Tale of the Teeth
In the spring of 2004, several studies offered fascinating answers to this question. Fernando Ramírez Rozzi of the Centre national de la recherche scientifique in Paris and José Maria Bermúdez de Castro of the Museo Nacional de Ciencias Naturales in Madrid compared the rates of dental growth in several species within the genus Homo, including Neandertals. They examined the perikymata—small enamel ridges on the tooth surface—of incisor and canine teeth from 55 Neandertals, 25 Homo antecessor and Homo heidelbergensis individuals (two species that some anthropologists group together) and 39 ancient but anatomically modern humans.
Perikymata are created as a tooth grows. In humans and their close kin (such as Homo erectus), one ridge is created approximately every nine days during tooth development. The ridges of more distant relatives, including chimpanzees and gorillas, are formed at shorter intervals. By counting the number of perikymata, investigators can calculate how long the tooth took to form.
Surprisingly—and this is also the first word in the title of their paper— Ramírez Rozzi and Bermúdez de Castro found that Neandertals formed their teeth in fewer days than did H. antecessor and H. heidelbergensis. If Neandertals had been the most ancient of the lot, one might expect them to be the most ape-like. But although the other fossil species are older still, they already show the human pattern. The finding is also a surprise because some scientists still feel that Neandertals are, basically, just funny-looking humans—a judgment challenged by this fundamental difference.
Dental maturity is a common proxy for overall maturity because neurological, skeletal and sexual milestones are correlated with the pace of tooth mineralization. The authors concluded that faster dental development meant that Neandertals reached adulthood 15 percent sooner than humans, on average. To state this finding in practical terms, if humans attain physical maturity at 18 years, Neandertals were similarly grown at 15 years.
Their paper also examined the spacing of perikymata across the front surfaces of incisors and canines. Dental enamel forms first at the tip of the crown—the first point to emerge from the gum—and then proceeds toward the roots. In modern humans, the perikymata are widely spaced in the half of the tooth that formed first, indicating that lots of enamel was deposited during each nine-day increment. On the second half of each human tooth, the ridges are more closely spaced, showing a slower daily rate of enamel formation.
Like human teeth, Neandertal teeth look as if they grew rapidly at first and then slowed down. However, on the part of each Neandertal tooth that grew later, the perikymata are more spread out than in their human counterparts. In other words, although the rate of enamel formation also decreased with age in Neandertals, the slowdown was less pronounced. This pattern of dental growth resembles that of apes. We know that the apes of today reach physical maturity much faster than humans. So, presumably, did Neandertals.

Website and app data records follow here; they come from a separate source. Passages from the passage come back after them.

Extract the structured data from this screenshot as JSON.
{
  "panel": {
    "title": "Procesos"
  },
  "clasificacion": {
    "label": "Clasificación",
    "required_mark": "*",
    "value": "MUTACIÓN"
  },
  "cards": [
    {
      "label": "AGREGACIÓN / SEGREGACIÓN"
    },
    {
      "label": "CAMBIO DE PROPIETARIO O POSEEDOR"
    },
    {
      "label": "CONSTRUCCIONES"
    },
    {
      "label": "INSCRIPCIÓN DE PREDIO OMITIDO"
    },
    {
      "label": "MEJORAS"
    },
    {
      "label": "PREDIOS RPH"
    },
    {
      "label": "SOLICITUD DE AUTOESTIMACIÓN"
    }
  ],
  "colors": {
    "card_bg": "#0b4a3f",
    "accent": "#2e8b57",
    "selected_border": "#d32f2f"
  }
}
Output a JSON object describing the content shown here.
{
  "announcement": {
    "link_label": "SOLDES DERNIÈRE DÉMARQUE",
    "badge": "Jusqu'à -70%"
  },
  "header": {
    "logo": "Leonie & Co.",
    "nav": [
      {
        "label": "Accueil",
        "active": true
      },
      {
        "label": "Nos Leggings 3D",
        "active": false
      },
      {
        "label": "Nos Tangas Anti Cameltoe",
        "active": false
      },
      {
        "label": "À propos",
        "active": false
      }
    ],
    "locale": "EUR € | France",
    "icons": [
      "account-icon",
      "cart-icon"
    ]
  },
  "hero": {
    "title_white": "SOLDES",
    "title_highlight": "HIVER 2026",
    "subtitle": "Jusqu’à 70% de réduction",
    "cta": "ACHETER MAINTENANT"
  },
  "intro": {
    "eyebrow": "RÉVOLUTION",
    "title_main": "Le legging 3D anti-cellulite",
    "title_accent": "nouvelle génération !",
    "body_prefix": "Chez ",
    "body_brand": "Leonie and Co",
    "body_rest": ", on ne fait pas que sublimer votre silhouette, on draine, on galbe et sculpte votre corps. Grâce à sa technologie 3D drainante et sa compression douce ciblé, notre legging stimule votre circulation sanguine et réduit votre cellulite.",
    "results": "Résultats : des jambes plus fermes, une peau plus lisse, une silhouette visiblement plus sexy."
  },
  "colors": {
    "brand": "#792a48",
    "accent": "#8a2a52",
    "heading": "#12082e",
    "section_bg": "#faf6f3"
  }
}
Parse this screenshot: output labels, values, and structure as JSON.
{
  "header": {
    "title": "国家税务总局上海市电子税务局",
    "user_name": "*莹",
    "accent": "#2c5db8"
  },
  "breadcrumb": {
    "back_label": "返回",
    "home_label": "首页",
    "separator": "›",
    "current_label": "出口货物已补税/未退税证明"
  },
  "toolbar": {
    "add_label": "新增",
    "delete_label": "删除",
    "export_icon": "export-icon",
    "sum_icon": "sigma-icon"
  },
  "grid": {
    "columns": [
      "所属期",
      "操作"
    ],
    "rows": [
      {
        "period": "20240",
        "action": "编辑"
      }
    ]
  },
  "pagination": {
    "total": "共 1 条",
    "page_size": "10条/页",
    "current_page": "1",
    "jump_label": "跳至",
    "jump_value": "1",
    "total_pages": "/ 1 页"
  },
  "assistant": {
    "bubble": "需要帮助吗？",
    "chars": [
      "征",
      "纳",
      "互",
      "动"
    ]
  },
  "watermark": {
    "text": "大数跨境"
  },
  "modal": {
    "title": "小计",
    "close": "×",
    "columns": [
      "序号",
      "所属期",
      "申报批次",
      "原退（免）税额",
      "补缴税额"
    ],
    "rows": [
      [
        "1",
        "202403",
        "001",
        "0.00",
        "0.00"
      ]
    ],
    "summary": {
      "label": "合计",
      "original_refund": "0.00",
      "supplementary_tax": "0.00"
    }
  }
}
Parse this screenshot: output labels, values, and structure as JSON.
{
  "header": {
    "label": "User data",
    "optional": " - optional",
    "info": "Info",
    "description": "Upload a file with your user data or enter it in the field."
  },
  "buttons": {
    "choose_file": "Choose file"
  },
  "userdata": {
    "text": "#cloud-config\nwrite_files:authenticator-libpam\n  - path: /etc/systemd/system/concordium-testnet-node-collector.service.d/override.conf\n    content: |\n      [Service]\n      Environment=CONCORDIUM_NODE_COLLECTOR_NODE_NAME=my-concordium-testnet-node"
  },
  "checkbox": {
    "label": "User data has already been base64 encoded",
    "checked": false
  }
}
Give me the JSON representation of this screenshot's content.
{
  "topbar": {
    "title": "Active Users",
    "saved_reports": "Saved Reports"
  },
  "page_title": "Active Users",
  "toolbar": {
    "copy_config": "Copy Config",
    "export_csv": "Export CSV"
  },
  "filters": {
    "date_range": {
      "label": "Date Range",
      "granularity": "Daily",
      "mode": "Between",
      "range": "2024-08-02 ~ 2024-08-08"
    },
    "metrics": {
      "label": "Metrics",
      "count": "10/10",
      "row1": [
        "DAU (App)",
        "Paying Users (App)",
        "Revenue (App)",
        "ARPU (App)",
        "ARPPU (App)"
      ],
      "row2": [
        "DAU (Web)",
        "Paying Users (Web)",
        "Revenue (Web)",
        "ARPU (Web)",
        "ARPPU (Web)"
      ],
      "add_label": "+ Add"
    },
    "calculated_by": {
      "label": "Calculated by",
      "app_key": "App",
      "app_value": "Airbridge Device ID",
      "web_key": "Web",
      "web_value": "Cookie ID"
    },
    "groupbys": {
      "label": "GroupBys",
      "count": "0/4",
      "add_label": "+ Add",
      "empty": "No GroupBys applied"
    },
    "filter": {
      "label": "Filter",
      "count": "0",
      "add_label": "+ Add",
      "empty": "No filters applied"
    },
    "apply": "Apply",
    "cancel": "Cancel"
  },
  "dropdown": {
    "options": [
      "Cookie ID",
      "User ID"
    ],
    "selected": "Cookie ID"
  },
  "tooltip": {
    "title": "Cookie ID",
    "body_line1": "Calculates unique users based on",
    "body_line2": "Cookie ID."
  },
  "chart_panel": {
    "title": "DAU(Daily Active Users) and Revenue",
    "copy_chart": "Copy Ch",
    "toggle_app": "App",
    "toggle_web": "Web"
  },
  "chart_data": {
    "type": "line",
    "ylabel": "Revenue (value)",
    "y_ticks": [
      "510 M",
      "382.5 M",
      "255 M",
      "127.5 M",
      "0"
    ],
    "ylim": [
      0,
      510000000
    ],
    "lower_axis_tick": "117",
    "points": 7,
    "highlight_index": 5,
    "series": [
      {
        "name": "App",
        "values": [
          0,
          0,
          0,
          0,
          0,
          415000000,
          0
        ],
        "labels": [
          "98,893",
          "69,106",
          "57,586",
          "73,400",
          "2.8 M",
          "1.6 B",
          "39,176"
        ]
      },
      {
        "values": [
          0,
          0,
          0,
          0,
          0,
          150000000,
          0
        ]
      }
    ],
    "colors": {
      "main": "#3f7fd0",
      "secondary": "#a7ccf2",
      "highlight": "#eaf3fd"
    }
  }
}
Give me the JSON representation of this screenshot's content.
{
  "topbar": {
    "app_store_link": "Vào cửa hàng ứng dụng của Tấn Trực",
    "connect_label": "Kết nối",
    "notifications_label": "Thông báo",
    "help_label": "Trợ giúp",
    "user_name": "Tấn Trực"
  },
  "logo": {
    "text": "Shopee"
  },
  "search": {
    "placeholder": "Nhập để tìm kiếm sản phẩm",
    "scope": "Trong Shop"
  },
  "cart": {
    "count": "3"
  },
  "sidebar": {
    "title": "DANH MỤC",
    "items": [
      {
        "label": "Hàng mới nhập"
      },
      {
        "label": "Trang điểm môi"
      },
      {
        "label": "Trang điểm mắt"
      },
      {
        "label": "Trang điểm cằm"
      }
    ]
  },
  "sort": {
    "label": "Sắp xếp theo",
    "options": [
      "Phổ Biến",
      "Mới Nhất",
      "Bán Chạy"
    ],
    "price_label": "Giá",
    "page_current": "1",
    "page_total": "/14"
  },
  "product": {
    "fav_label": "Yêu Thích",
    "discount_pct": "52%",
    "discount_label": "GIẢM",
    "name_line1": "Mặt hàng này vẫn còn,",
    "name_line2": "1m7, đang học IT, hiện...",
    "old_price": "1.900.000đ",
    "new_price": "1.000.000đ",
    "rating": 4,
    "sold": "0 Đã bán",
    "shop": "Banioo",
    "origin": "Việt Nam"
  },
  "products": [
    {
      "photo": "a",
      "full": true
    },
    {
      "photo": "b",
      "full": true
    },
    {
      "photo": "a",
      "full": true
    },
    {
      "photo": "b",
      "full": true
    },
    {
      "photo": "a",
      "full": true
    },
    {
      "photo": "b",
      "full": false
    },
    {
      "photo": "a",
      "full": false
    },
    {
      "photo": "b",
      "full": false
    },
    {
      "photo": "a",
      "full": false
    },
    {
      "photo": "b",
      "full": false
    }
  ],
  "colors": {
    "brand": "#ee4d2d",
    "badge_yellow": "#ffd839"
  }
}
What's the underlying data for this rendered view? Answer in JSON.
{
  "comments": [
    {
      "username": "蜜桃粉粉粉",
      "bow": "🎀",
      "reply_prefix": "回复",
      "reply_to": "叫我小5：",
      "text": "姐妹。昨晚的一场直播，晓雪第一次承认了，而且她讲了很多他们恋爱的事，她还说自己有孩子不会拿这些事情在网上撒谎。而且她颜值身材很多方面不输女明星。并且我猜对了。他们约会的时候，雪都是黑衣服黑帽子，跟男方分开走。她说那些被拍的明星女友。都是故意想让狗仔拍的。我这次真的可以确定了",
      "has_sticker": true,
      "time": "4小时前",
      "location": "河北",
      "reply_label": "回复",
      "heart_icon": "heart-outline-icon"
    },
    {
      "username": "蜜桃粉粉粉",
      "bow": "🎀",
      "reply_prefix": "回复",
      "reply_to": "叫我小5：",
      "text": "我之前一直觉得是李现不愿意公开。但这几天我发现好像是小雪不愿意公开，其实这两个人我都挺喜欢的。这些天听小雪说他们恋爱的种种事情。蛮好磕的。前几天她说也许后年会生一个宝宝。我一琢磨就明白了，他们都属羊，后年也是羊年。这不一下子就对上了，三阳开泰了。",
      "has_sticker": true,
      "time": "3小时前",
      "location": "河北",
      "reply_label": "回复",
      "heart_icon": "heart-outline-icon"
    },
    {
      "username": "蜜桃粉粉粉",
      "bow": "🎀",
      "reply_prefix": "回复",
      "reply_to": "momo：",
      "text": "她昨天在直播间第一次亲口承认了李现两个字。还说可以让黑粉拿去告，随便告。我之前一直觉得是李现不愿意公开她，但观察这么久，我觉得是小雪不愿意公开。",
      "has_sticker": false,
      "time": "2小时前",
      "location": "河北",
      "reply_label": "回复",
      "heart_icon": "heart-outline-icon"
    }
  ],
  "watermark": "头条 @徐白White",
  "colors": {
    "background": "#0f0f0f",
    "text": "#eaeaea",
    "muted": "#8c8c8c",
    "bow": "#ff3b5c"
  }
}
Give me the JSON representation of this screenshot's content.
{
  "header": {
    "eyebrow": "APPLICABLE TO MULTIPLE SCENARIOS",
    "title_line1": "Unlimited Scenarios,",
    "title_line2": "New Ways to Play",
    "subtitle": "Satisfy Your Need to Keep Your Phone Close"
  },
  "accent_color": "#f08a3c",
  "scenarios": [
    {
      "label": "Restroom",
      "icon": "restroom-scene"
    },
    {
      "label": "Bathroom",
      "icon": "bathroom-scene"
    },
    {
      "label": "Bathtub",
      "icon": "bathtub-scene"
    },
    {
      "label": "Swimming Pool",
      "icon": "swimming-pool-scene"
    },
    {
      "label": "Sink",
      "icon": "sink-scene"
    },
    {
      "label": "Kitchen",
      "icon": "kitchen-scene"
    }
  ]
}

Ramírez Rozzi and Bermúdez de Castro speculated that Neandertals evolved a more rapid rate of physical maturation in response to high mortality rates. Erik Trinkaus of Washington University in St. Louis documented this subject in 1995 using the remains of 206 Neandertals whose age at death could be estimated from dental or skeletal indicators.
Astonishingly, Trinkaus found that the great majority (80 percent) of these individuals died before reaching middle age (defined as the equivalent of 40 human years). The largest fraction (40 percent) died during early adulthood—equivalent to a human age between 20 and 40 years. Even the famous "Old Man of La Chapelle-aux-Saints"—whose remains indicate that he suffered from degenerative joint disease and tooth loss during life—died around age 30. If, as these data suggest, Neandertals usually died young, then natural selection would favor individuals who grew up fast and bore their babies early. Also, earlier maturity among their offspring would shorten the period of vulnerable childhood—another selective advantage.
Growing up Neandertal was apparently a sprint compared with the endurance contest of human growth, and the fossil record shows that the finish lines, and perhaps the racecourses, were different for the two species. But how exactly did these paths diverge? Just what had to be accomplished during Neandertals' childhood years?